Six days later (and three days after the requisite “No luck yet, but we’re still looking” email) I received another email with the following text:
We are happy to tell you that we have located an item that closely matches the description of your reported lost item. We have, to the best of our ability, verified that the item matched to your lost report is indeed your item. You will need to click on this link within 45 days and provide the following information:
- Verify the shipping address for your item.
- Choose a Shipping Service Level.
- Provide payment information
After we receive this information, your item will be shipped, you will receive tracking information by email, and we will close the report. We cannot hold these items in perpetuity, so if we do not receive a reply within 45 days, the item will be salvaged and the report closed. We are grateful for your business and we hope to welcome you onboard Delta again soon.
Since this was 100% my fault, I did have to pay for the shipping back to my house, and they do require you to fill out a separate form. In other words, you can’t just use the contact information that they have on file, and you have to fill everything out within 45 days.
Still, I was reunited with my iPad (and its beat-up case) less than a week later!
If only the shipping costs coded as “travel”…;)
Aside from the obvious “don’t forget your stuff,” I do think there were a couple of key factors that ultimately led to my success here, and they are worth recapping. So here’s what I would do in the event that you (or a loved one) leaves an item behind on a Delta flight:
- Bookmark this link, so that you don’t have to go on a wild goose chase on the website.
- Fill out the form as soon as possible.
- Keep your serial numbers for electronic devices somewhere on file.
- Put some sort of differentiator (sticker, address, etc.) on small items that you may be more likely to lose.
- If you don’t have a serial number, turn to your mobile phone provider for help.
- Be ready with payment and shipping information in the event that your item is found.
And, most importantly, check your seatback pocket every time.
First off, to whomever found the lost iPad in the seatback of 12C two weeks ago, wherever you are, thank you!
I know that there was a lot of luck involved here, and that my iPad found itself in the hands of the right people, which is far from a guarantee. But I do think that Delta has a solid system in place here. This is the second time that I’ve had something of value returned to me, which tells me that something behind the scenes is working.
And ultimately – and I know I’ll get some flak for this – it’s reasons like these why I keep going back to Delta. Sure, their redemptions might be laughable and their new boarding process baffling, but when bad things happen, they seem to know how to fix them.
More importantly, they actually seem to care.

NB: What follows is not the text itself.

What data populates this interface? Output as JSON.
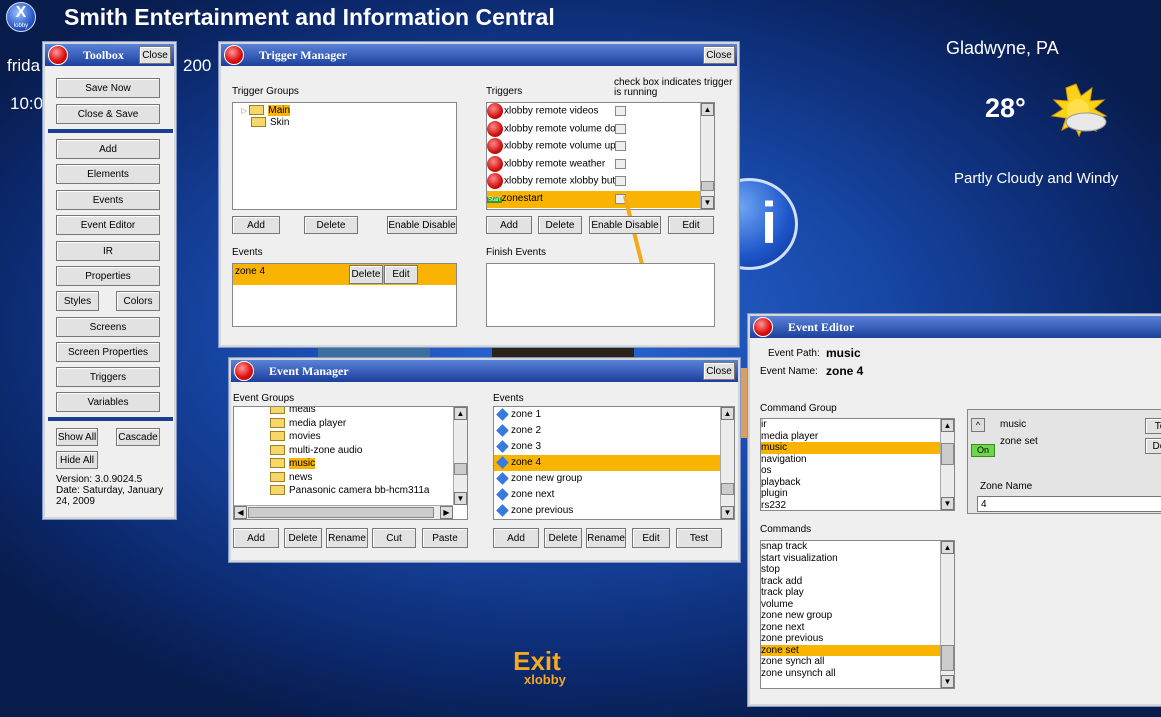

So while the policies may not always be as customer-friendly as we all would like, to me, service comes down to what the actual, personal, on-the-ground and in-the-air experience looks and feels like, week after week.
And in this case, they hit it out of the park.
Have you ever had to file for a lost item? How did it turn out?